Did you watch the London 2012 opening ceremony? I did, and it was glorious - but I bet there was a moment, just before it all kicked off, when Danny Boyle was absolutely bricking it.
After years of work, and no doubt lots of sleepless nights, there was nothing left for Boyle to do: all he could do was cross his fingers and hope things wouldn't go tits-up. All that effort, all that money, all that hard work could all too easily have ended in disaster.
I bet Steve Ballmer knows that feeling.

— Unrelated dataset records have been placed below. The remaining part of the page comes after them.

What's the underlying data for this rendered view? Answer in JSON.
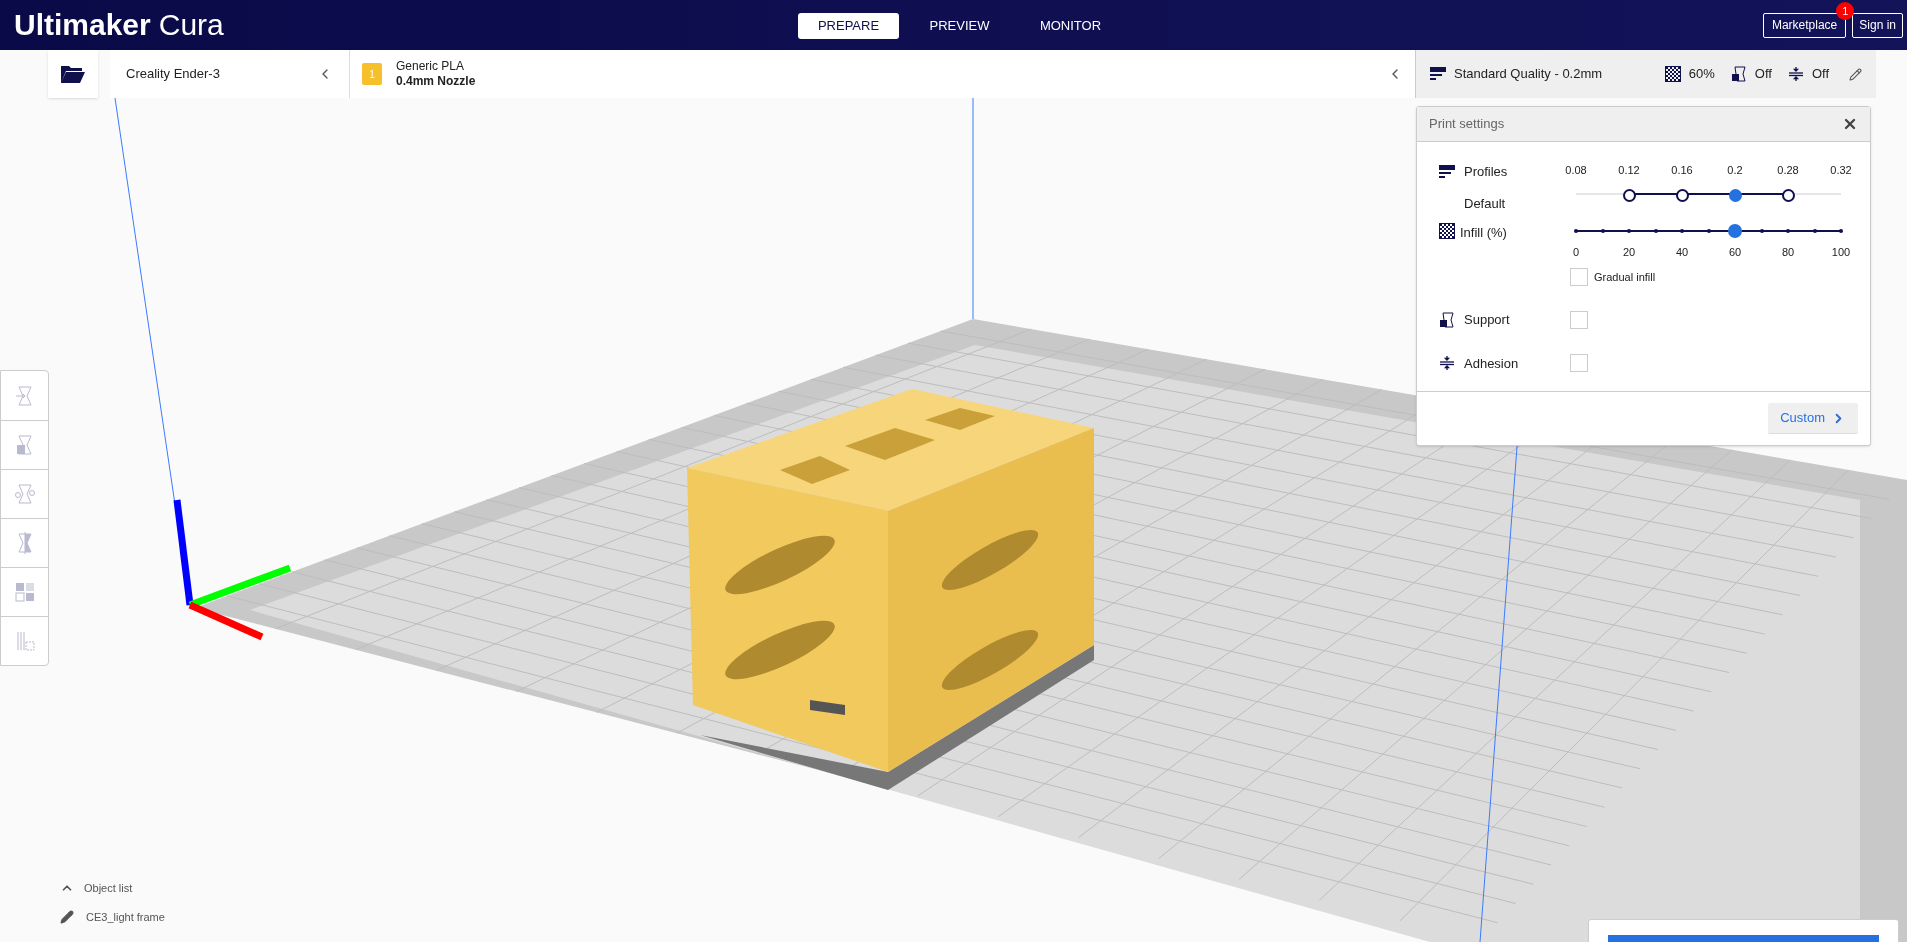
{
  "header": {
    "logo_bold": "Ultimaker",
    "logo_light": "Cura",
    "marketplace": "Marketplace",
    "marketplace_badge": "1",
    "sign_in": "Sign in",
    "stages": [
      {
        "label": "PREPARE",
        "selected": true
      },
      {
        "label": "PREVIEW",
        "selected": false
      },
      {
        "label": "MONITOR",
        "selected": false
      }
    ]
  },
  "printer": {
    "name": "Creality Ender-3"
  },
  "material": {
    "extruder": "1",
    "name": "Generic PLA",
    "nozzle": "0.4mm Nozzle"
  },
  "quality_bar": {
    "profile": "Standard Quality - 0.2mm",
    "infill": "60%",
    "support": "Off",
    "adhesion": "Off"
  },
  "print_settings": {
    "title": "Print settings",
    "profiles": {
      "label": "Profiles",
      "sublabel": "Default",
      "options": [
        {
          "label": "0.08",
          "available": false,
          "selected": false
        },
        {
          "label": "0.12",
          "available": true,
          "selected": false
        },
        {
          "label": "0.16",
          "available": true,
          "selected": false
        },
        {
          "label": "0.2",
          "available": true,
          "selected": true
        },
        {
          "label": "0.28",
          "available": true,
          "selected": false
        },
        {
          "label": "0.32",
          "available": false,
          "selected": false
        }
      ]
    },
    "infill": {
      "label": "Infill (%)",
      "level": 0.6,
      "ticks": [
        "0",
        "20",
        "40",
        "60",
        "80",
        "100"
      ]
    },
    "gradual_infill": {
      "label": "Gradual infill",
      "checked": false
    },
    "support": {
      "label": "Support",
      "checked": false
    },
    "adhesion": {
      "label": "Adhesion",
      "checked": false
    },
    "custom_button": "Custom"
  },
  "object_list": {
    "label": "Object list",
    "object_name": "CE3_light frame"
  }
}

Olympic medals aren't the only important gold things kicking around this week: Windows 8 has gone gold too, which means it's been released to manufacturing (RTM). The feature set is locked down, the DVDs are being duplicated, the OEMs are making their installation images and there's nothing more to work on: all Microsoft can do now is cross its fingers and hope Windows 8 isn't another Windows Vista.

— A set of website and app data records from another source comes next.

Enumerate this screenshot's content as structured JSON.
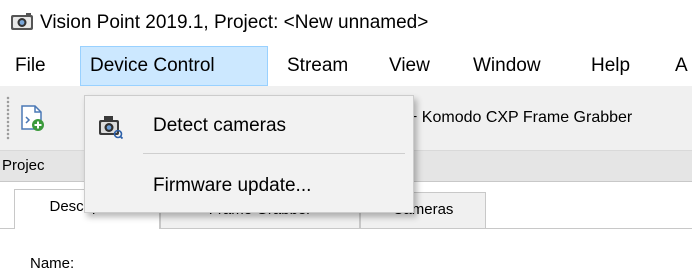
{
  "window": {
    "title": "Vision Point 2019.1, Project: <New unnamed>"
  },
  "menubar": {
    "items": [
      {
        "label": "File"
      },
      {
        "label": "Device Control"
      },
      {
        "label": "Stream"
      },
      {
        "label": "View"
      },
      {
        "label": "Window"
      },
      {
        "label": "Help"
      },
      {
        "label": "A"
      }
    ],
    "active_item": "Device Control"
  },
  "toolbar": {
    "grabber_label": "+ Komodo CXP Frame Grabber",
    "add_icon": "add-document-icon"
  },
  "dropdown": {
    "items": [
      {
        "label": "Detect cameras",
        "icon": "camera-detect-icon"
      },
      {
        "label": "Firmware update..."
      }
    ]
  },
  "panel": {
    "title": "Projec"
  },
  "tabs": [
    {
      "label": "Description",
      "active": true
    },
    {
      "label": "Frame Grabber"
    },
    {
      "label": "Cameras"
    }
  ],
  "form": {
    "name_label": "Name:"
  },
  "colors": {
    "menu_highlight": "#cce8ff",
    "menu_highlight_border": "#99d1ff",
    "dropdown_bg": "#f2f2f2",
    "toolbar_bg": "#f0f0f0"
  }
}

Boyle only had to wait a short while to see whether his project ended in triumph or trauma.
Ballmer has to wait until the end of October.
If I'm going to drag the Olympics analogy out a bit more - and, of course, I am - then Windows 8 is the third, faintly baffling bit of the opening ceremony, the sitcom bit that didn't work as well as the enormously exciting Industrial Revolution section (that, I reckon, would be Windows 95, or maybe XP). On tablets, Windows 8's groovy new UI makes sense; on PCs, though, the jury's still out.
It's a brave move, and a very risky one: people have invested a great deal of time and effort in the familiar Windows UI, and they might not welcome Metro in the way many tech fans have. While Microsoft says there are 7 million PCs running the Release Preview and a further 9 million with the Consumer Preview, it doesn't have figures on how many of those people went "good god! This is awful!" and threw up in a bucket.
Will Windows 8 be a triumph? I've no idea; I'm still trying to make up my own mind about whether I love it or loathe it. What I do love, though, is that Microsoft is bringing its A-game: Windows 8 is big and bright and brave and bold, and the fact that it could go horribly wrong just makes it all the more exciting.
Whatever you think of Microsoft, you have to admire Steve Ballmer's balls.